Wondering what all those fuzzy white masses are all over your house, fence, furniture, lawn ornaments, pergola, shed, etc. These are the eggs of the fall armyworm!
It’s the first of September…that means for cool season lawns such as tall fescue, Kentucky bluegrass and perennial ryegrass, it’s time to fertilize. After a long summer of heat, drought and pests, it’s time.
Many of you may recall the devastating outbreak of Fall army worms in Nebraska decades ago. Well, put your tray tables on the upright and locked position and fasten your seat belts!
The lawn looks “splotchy brown”…what could it causing it? As you think through all of the possibilities, you are probably also thinking about what you’ve done and haven’t done this year in terms of yard care – fertilizer applications, keeping the turf roots moist, weed control, 3 inch mowing height, sharpened the mower blade – but what about bugs?
What’s that in the middle of the lawn? They look like mushrooms. If you’ve had a tree cut down in the past few years, they probably are.
Many families that have a lawn to care for also have children and pets. Are they mutually exclusive? In short, no. However, if you want the 3 of them to thrive and the kids/pets to be safe, there are some common sense guidelines to follow.
It’s fall, which means the calendar says September, October and November, but in a gardening sense it also means falling leaves.
In September, annual white grubs can cause major injury to lawns. How do you know if you have them or have the damage?
The lawn seed is in the ground, tiny grass plants are growing, it’s being watered, now what? Good question.
The three biggest follow up actions to take to facilitate the development of a successful stand at this point are:
1. Keeping the soil moist, not soggy or dry.
2. Applying starter fertilizer to encourage rooting and eventual shoot growth

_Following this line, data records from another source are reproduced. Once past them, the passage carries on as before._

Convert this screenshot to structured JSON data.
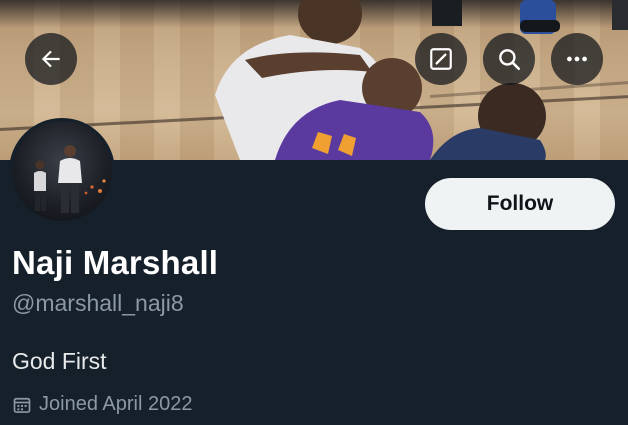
{
  "banner": {
    "image_description": "basketball",
    "actions": [
      {
        "name": "back",
        "icon": "arrow-left-icon"
      },
      {
        "name": "edit",
        "icon": "compose-icon"
      },
      {
        "name": "search",
        "icon": "search-icon"
      },
      {
        "name": "more",
        "icon": "more-horizontal-icon"
      }
    ]
  },
  "profile": {
    "display_name": "Naji Marshall",
    "handle": "@marshall_naji8",
    "bio": "God First",
    "joined": "Joined April 2022",
    "follow_label": "Follow"
  },
  "colors": {
    "background": "#15202b",
    "follow_button_bg": "#eff3f4",
    "follow_button_text": "#0f1419",
    "secondary_text": "#8b98a5",
    "primary_text": "#ffffff"
  }
}
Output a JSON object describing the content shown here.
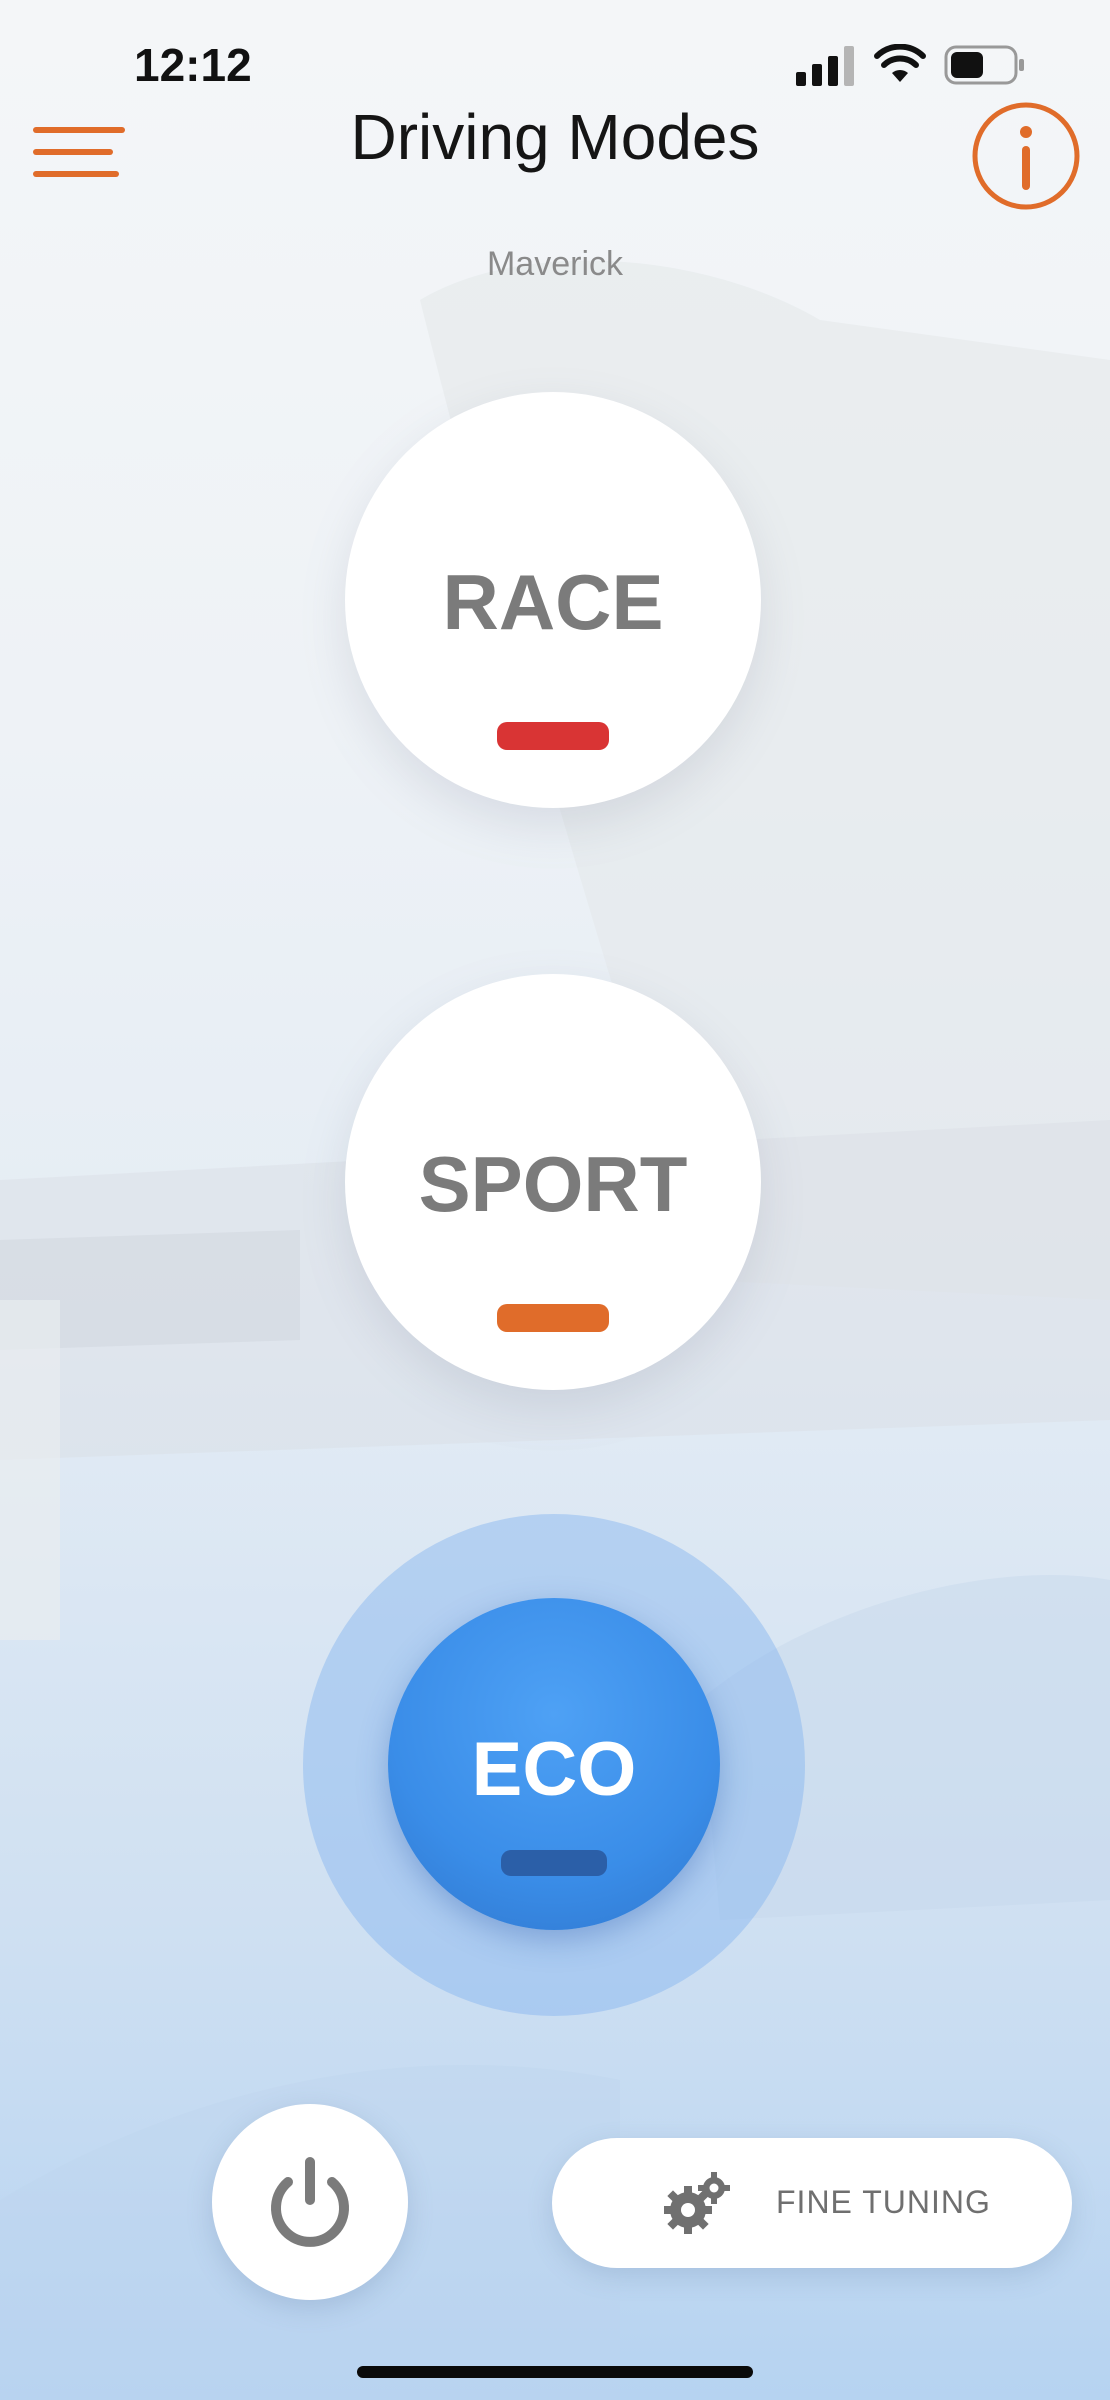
{
  "status_bar": {
    "time": "12:12"
  },
  "header": {
    "title": "Driving Modes",
    "menu_icon": "hamburger-menu-icon",
    "info_icon": "info-icon"
  },
  "car": {
    "name": "Maverick"
  },
  "modes": [
    {
      "label": "RACE",
      "indicator_color": "#d93434"
    },
    {
      "label": "SPORT",
      "indicator_color": "#e06c2a"
    },
    {
      "label": "ECO",
      "indicator_color": "#2b5fa8",
      "selected": true
    }
  ],
  "bottom_bar": {
    "power_icon": "power-icon",
    "fine_tuning_label": "FINE TUNING",
    "fine_tuning_icon": "gear-icon"
  },
  "colors": {
    "accent": "#e06c2a",
    "eco_active": "#3a8de8"
  }
}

3. Weed control
In the past few weeks, Mother Nature has not brought much in the way of natural rainfall to many parts of Nebraska.